Addie, if you would like to send me the original image via email I could help you better. Unfortunately all of the image information (EXIF) has been removed and validation will be very limited AKA assumption. I'll PM you my email address if you wish further analysis.
From what I can gather from the file name, the image was originally created with a Nikon camera. Typically DSC files point to a Nikon Disc Identification file.
Here's my assumption from the viewing. Again, having the file properties fully intact and unaltered would offer a more definitive deduction.
If your camera was set to program or auto mode, the camera would have struggled using nothing but ambient light and would have dragged the shutter. It's fairly evident, the suns position in the sky would have shielded the camera and subsequently required more time for a proper exposure to be made. There doesn't appear to be a catchlight present in the eyes of either of the two girls. If an onboard flash would have been used, the action would be frozen as the flash essentially becomes the shutter speed. Flashes fire approximately from 1/400 second at full power to 1/8000 second at the lowest. That's more than enough to freeze action.
Creating a sharp shot with nothing but ambient light without blur is dependent on the size of the object, distance fromn the lens and focal length and speed of the movement. In general terms your shutter speed needs to be the reverse reciprocal of the focal length. Example 50 mm lens = 1/50 second minimum. If you are using a crop sensor camera with a 1.5x factor = 1/80 second minimum.
I don't know many kids that can sit still when they are shot. I've done my share of children photography to understand that.

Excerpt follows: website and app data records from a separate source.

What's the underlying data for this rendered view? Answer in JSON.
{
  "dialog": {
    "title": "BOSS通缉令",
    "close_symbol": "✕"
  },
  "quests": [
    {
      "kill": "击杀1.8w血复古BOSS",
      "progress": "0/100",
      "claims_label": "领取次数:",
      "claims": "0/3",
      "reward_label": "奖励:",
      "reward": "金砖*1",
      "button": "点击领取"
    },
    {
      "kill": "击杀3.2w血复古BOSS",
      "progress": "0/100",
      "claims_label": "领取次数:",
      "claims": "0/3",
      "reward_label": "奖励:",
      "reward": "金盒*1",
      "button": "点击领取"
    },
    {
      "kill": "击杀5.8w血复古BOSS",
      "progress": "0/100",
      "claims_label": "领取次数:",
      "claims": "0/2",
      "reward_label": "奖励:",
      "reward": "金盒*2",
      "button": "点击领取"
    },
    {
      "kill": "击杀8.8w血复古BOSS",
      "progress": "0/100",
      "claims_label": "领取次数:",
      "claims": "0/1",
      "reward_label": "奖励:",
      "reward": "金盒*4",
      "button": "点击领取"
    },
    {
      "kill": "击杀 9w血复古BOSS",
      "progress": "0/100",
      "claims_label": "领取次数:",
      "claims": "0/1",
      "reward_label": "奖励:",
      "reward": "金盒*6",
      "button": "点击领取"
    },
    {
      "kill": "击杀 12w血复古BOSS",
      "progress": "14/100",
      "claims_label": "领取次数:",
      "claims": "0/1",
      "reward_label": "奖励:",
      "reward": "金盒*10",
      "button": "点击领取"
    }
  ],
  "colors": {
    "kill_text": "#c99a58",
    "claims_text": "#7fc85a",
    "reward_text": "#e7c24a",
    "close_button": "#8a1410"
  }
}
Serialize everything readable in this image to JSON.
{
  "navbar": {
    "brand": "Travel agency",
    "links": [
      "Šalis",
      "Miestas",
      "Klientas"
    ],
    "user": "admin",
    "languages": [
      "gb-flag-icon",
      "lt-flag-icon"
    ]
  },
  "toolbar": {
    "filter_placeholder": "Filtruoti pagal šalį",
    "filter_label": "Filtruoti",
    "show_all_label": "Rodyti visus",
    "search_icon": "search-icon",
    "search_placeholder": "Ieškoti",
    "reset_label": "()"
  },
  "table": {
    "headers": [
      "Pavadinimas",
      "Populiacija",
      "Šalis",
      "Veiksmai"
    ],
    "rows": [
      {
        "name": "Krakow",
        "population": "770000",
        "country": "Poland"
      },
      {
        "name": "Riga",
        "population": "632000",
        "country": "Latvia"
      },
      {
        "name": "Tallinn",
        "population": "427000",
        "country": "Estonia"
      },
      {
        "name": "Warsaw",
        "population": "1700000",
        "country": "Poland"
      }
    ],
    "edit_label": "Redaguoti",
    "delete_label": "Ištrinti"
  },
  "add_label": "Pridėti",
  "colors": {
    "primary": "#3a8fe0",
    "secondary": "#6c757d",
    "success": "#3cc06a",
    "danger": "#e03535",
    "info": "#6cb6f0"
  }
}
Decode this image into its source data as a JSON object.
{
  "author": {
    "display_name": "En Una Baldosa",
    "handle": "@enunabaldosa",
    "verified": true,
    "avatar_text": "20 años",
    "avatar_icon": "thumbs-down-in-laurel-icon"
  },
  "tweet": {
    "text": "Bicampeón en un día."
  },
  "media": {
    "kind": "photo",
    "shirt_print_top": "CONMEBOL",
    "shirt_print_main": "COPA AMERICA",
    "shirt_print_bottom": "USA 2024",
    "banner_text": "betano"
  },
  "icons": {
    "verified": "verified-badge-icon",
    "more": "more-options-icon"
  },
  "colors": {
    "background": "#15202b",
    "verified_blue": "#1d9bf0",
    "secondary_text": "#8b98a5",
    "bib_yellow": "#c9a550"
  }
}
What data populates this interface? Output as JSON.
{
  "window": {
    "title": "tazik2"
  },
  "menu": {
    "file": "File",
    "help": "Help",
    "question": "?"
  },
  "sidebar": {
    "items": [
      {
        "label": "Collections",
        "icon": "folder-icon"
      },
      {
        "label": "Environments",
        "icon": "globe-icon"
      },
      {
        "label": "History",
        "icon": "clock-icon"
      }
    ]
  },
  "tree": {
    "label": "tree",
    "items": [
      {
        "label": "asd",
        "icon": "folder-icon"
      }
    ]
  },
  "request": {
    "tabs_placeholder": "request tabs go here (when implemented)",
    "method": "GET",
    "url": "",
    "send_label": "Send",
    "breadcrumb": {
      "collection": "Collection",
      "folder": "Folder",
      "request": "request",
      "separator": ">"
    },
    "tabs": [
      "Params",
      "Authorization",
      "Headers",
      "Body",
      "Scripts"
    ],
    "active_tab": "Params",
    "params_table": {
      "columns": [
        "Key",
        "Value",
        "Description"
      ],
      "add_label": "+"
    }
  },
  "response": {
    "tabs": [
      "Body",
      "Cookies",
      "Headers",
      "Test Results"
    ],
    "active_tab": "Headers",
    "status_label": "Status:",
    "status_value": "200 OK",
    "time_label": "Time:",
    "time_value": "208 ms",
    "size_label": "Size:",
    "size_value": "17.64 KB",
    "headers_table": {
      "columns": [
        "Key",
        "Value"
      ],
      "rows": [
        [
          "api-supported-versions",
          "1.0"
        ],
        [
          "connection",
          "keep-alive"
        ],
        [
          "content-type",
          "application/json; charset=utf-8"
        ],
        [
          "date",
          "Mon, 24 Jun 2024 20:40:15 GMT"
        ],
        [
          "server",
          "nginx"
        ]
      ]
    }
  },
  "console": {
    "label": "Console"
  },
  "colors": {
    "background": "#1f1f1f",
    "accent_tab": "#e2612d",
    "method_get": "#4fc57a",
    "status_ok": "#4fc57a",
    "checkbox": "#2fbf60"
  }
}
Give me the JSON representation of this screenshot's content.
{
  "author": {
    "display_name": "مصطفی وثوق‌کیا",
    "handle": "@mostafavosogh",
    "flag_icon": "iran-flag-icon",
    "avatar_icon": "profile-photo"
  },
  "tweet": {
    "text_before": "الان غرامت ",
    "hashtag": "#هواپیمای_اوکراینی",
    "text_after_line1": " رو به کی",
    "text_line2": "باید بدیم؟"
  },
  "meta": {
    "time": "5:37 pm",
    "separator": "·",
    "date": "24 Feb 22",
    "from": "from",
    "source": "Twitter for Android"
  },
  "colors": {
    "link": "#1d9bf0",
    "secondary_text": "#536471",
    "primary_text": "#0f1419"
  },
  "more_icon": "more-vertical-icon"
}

With the conditions you have presented, motion blur is most likely the culprit of this enigma. In auto/program mode, the shutter would have been dragged. In those modes, the F-Stop, shutter speed and ISO would have been set by the camera. That doesn't always reflect the vision of the photographer. With a combination of camera movement by the photographer and your subject matter failing to sit still, blur would have been introduced into the image.
I'll PM you if you want the EXIF data verfied from my deductions.
Edited by EVP, 22 October 2018 - 06:23 PM.